“You don’t want to charge for the meetup,” says Michael Torbert, organizer of the Raleigh WordPress Meetup Group. “Obviously it’s not about making money.”
But you don’t want to go broke either. You’ll be putting a lot of time and sweat into a meetup, you shouldn’t have to put your wallet into it as well. This is where meetups can get complicated.
There are several costs associated with meetups and just as many ways to handle them. Here are some of the potential costs:
- Promotion (website hosting, flyers, table tents, signage, etc.)
Certainly you don’t need all of these. Many meetups go without free refreshments. They either ask folks to bring their own or they meet at a restaurant or coffee shop where everyone can buy their own. Recording your events is also not required.
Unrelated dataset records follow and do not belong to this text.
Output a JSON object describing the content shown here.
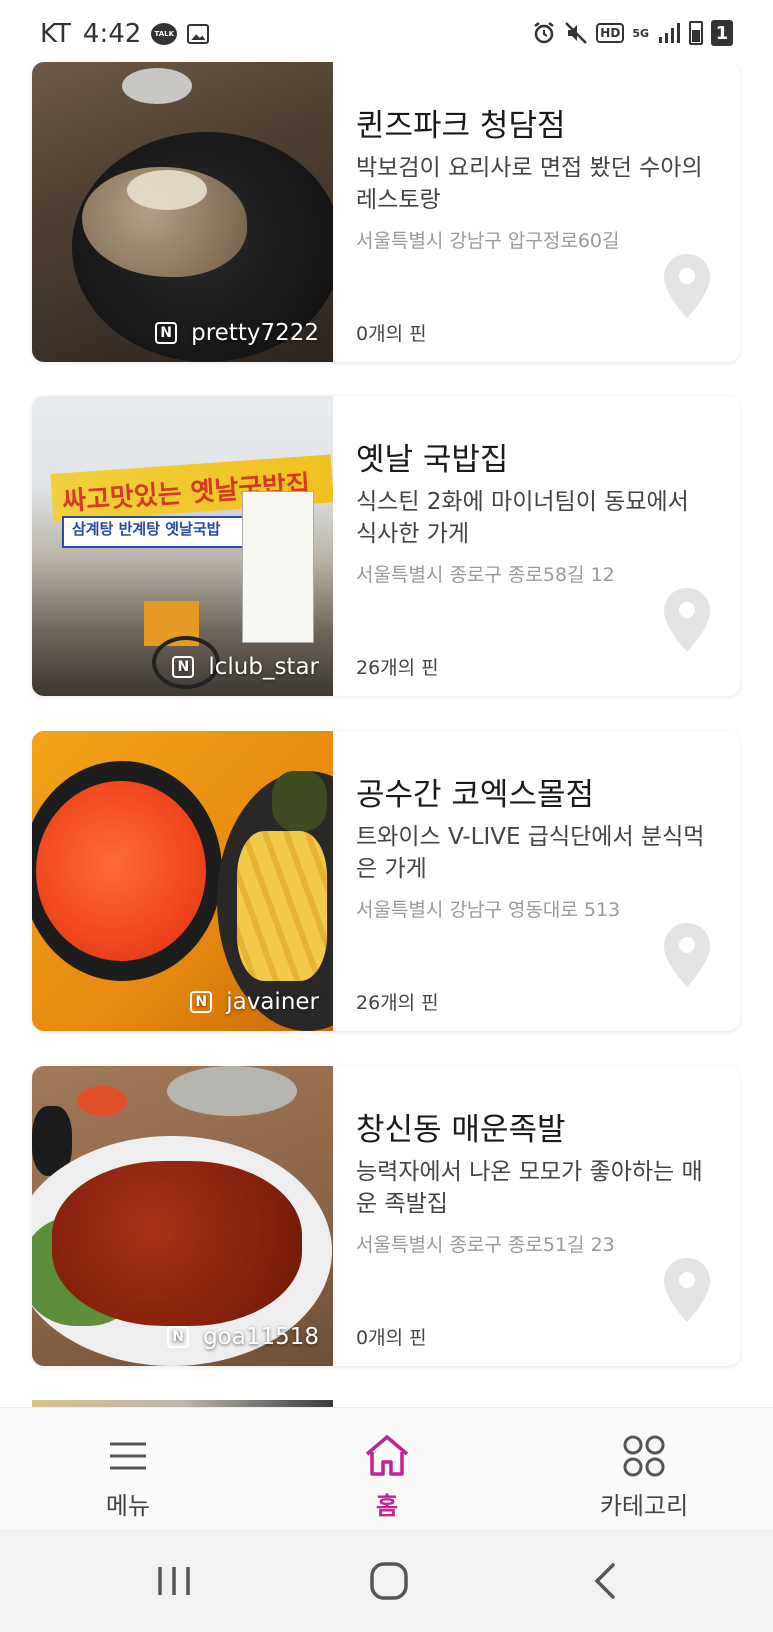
{
  "status_bar": {
    "carrier": "KT",
    "time": "4:42",
    "talk_label": "TALK",
    "hd_label": "HD",
    "network_label": "5G",
    "sim_number": "1"
  },
  "places": [
    {
      "name": "퀸즈파크 청담점",
      "description": "박보검이 요리사로 면접 봤던 수아의 레스토랑",
      "address": "서울특별시 강남구 압구정로60길",
      "pins": "0개의 핀",
      "photo_credit": "pretty7222"
    },
    {
      "name": "옛날 국밥집",
      "description": "식스틴 2화에 마이너팀이 동묘에서 식사한 가게",
      "address": "서울특별시 종로구 종로58길 12",
      "pins": "26개의 핀",
      "photo_credit": "lclub_star",
      "photo_sign_text": "싸고맛있는 옛날국밥집",
      "photo_sub_sign": "삼계탕  반계탕  옛날국밥"
    },
    {
      "name": "공수간 코엑스몰점",
      "description": "트와이스 V-LIVE 급식단에서 분식먹은 가게",
      "address": "서울특별시 강남구 영동대로 513",
      "pins": "26개의 핀",
      "photo_credit": "javainer"
    },
    {
      "name": "창신동 매운족발",
      "description": "능력자에서 나온 모모가 좋아하는 매운 족발집",
      "address": "서울특별시 종로구 종로51길 23",
      "pins": "0개의 핀",
      "photo_credit": "goa11518"
    }
  ],
  "icons": {
    "pin": "map-pin-icon",
    "photo_source": "naver-n-icon"
  },
  "bottom_nav": {
    "menu": "메뉴",
    "home": "홈",
    "category": "카테고리",
    "active": "home"
  },
  "colors": {
    "accent": "#c42192",
    "pin": "#e4e4e4"
  }
}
You also don’t have to pay for all of these. Most speakers will volunteer for free. Promotion can often be done on the cheap. You can also find sponsors who might be willing to cover the cost of the venue or food.
What About Income?
So you’ve got some expenses. How about some income? There are generally two options and you can always do both.
1) Charging for the Meetup
While you want to keep your event free, that’s not always possible. WordPress strongly encourages it, but sometimes you have expenses. Sometimes you need to charge for the meetup to help cover those expenses. It’s not ideal, but it’s perfectly acceptable.
“I charge to ensure that the members have a quality experience,” says Tony Cecala, organizer of the Dallas/Fort Worth WordPress Meetup. “There are many other haphazard, free meetups they can attend.”
Charging for your event also means you can more easily raise the bar on what you’re offering, as Tony says. This fits with the WordPress model: There are plenty of free themes out there, but if you want a better, solid, more trusted experience, you can also spend the money on a premium theme.
Another benefit to charging for your event is that RSVPs will become much more reliable. When an event is free it’s too easy for people to RSVP if they’re kind of interested but then not show up. This can be a major problem if you have limited space. But charging a nominal fee–$5 or $10—will almost guarantee that people show up when they RSVP. They’ll flake out if it doesn’t cost them anything, but they’re less likely to throw away good money.
Remember that once people have to start paying for an event they’re going to expect more. Be sure there’s a tangible sense of value.
Sponsors can be a great way to cover costs. That extra money gives you room to invest more in the event and make it a better experience for the community.
But opening up your meetup to sponsors also means you have some added responsibilities. No one is eager to sit through a commercial, so you’re going to have to balance the needs of your sponsor and the needs of your community.
- Make it very clear what sponsors are getting. Spell out the details in writing to avoid conflicts.
- Likewise make it clear to your community what sponsorship pays for. A two-minute commercial goes down easier when it’s understood that it keeps the event free.
- A good sponsorship works when everybody gets value out of the relationship. If everybody wins, everybody’s happy.